We've also been living through a number of major and minor sandstorms, known as Shamals and Haboobs. Shamals are very lengthy sand storms that can last upwards of 5-6 days and are usually accompanied by thunderstorms. Of course you can probably imagine when you incorporate rain into blinding sand and dust, it begins raining mud. It's...interesting. Haboobs on the other hand, are short, high intensity sandstorms. They pop up quickly and usually only last a day or so. However, we've been having those on a nightly basis for the last couple of days. The visibility in either type of storm will usually drop to less than 100 meters and the air quality becomes horrible, making it difficult to breathe when outside. You can draw parallels between these and the dust storms in Western Kansas, but times 100.

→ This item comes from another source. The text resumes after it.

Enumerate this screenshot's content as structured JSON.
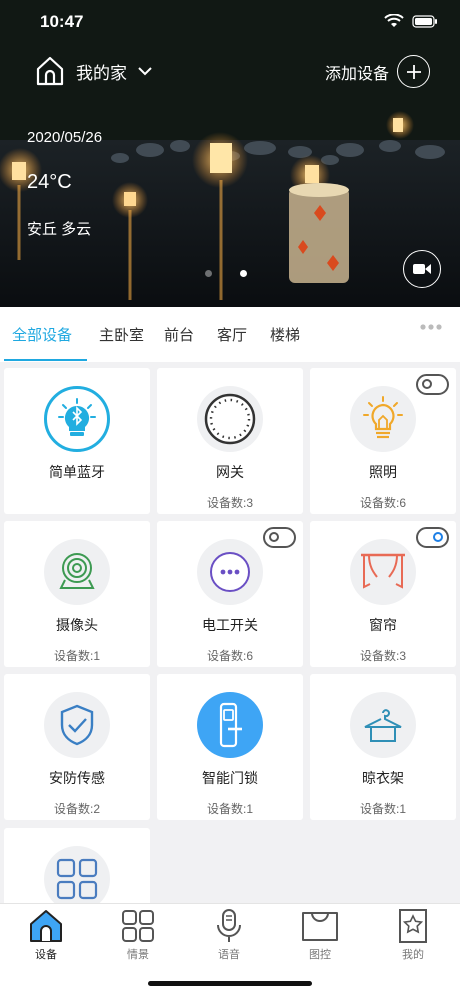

As always, we're proud to be here serving the United States, but at this point, I think we're all ready for a break. Thank you all for your continued support and kindness. The letters, emails, and care packages have been overwhelming and much appreciated.
Until next time, I remain faithfully yours,
CPT Paul W. Cope
Command Judge Advocate
1-108th AV REGT
"Strength and Courage!"
I thought you might enjoy his personal account. God willing, he will be coming home safely in less than 100 days.
But for the thousands who did not make it home, for the thousands who have died in service to our country, for the thousands who have died for our freedom, I hope you will pause at 3:00 as part of The National Moment of Remembrance Act and remember.
"To ensure the sacrifices of America ’s fallen heroes are never forgotten, in December 2000, the U.S. Congress passed and the president signed into law “The National Moment of Remembrance Act,” P.L. 106-579, creating the White House Commission on the National Moment of Remembrance. The commission’s charter is to “encourage the people of the United States to give something back to their country, which provides them so much freedom and opportunity” by encouraging and coordinating commemorations in the United States of Memorial Day and the National Moment of Remembrance.
The National Moment of Remembrance encourages all Americans to pause wherever they are at 3 p.m. local time on Memorial Day for a minute of silence to remember and honor those who have died in service to the nation. As Moment of Remembrance founder Carmella LaSpada states: “It’s a way we can all help put the memorial back in Memorial Day.”
Wishing you a wonderful day, wherever you are.